*** Opening Data records ***

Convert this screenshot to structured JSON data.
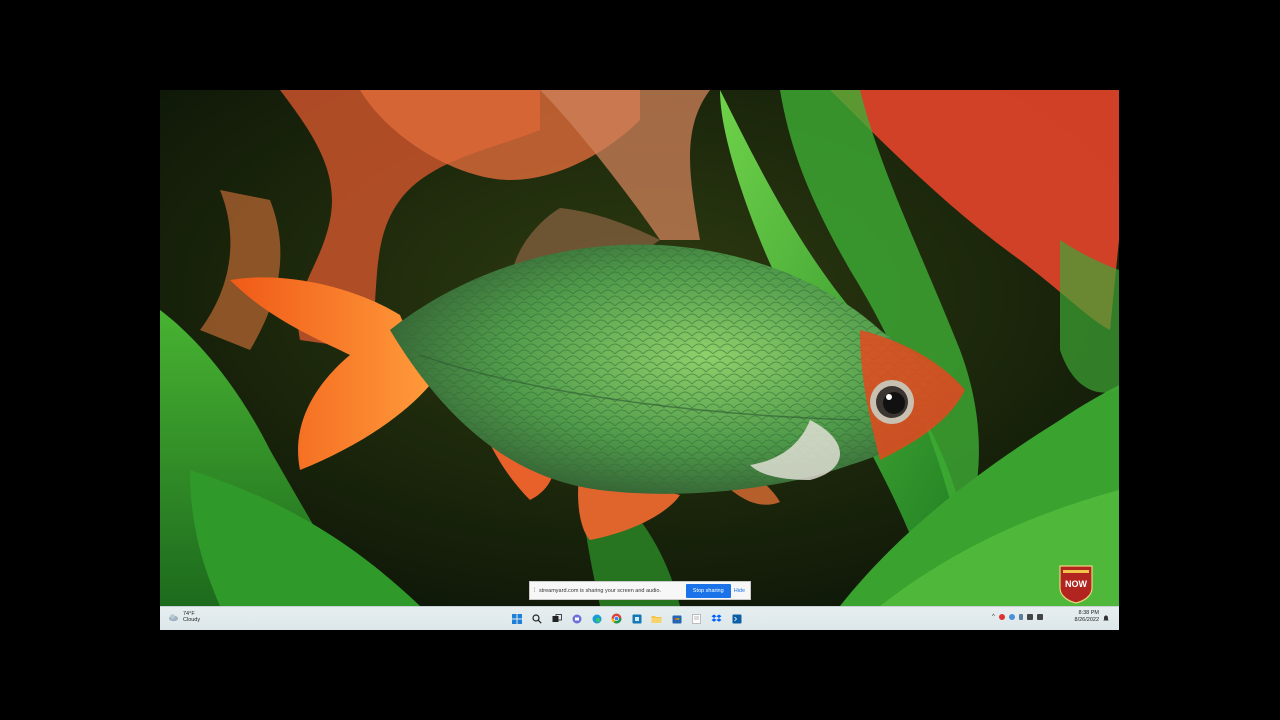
{
  "share_notice": {
    "message": "streamyard.com is sharing your screen and audio.",
    "stop_label": "Stop sharing",
    "hide_label": "Hide"
  },
  "badge": {
    "label": "NOW"
  },
  "taskbar": {
    "weather": {
      "temperature": "74°F",
      "condition": "Cloudy"
    },
    "icons": [
      "windows-start",
      "search",
      "task-view",
      "chat",
      "edge",
      "chrome",
      "sticky",
      "file-explorer",
      "store",
      "dropbox",
      "windows-terminal"
    ],
    "clock": {
      "time": "8:38 PM",
      "date": "8/26/2022"
    }
  },
  "colors": {
    "taskbar_bg": "#e6eef0",
    "accent": "#1a73e8"
  }
}
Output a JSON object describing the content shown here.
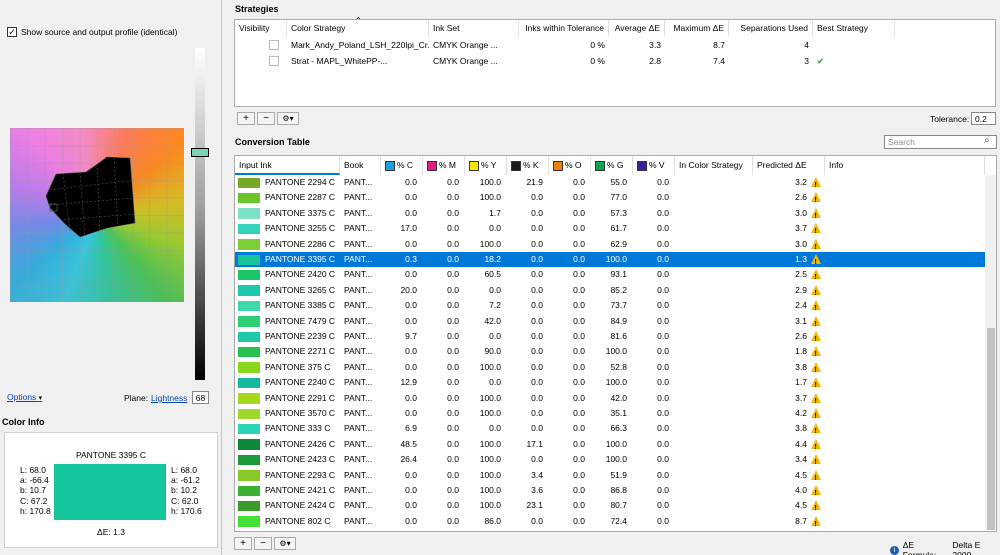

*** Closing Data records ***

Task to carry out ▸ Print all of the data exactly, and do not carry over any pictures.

Result for this exercise ▸
Convert this screenshot to structured JSON data.
{
  "share_notice": {
    "message": "streamyard.com is sharing your screen and audio.",
    "stop_label": "Stop sharing",
    "hide_label": "Hide"
  },
  "badge": {
    "label": "NOW"
  },
  "taskbar": {
    "weather": {
      "temperature": "74°F",
      "condition": "Cloudy"
    },
    "icons": [
      "windows-start",
      "search",
      "task-view",
      "chat",
      "edge",
      "chrome",
      "sticky",
      "file-explorer",
      "store",
      "dropbox",
      "windows-terminal"
    ],
    "clock": {
      "time": "8:38 PM",
      "date": "8/26/2022"
    }
  },
  "colors": {
    "taskbar_bg": "#e6eef0",
    "accent": "#1a73e8"
  }
}
Output a JSON object describing the content shown here.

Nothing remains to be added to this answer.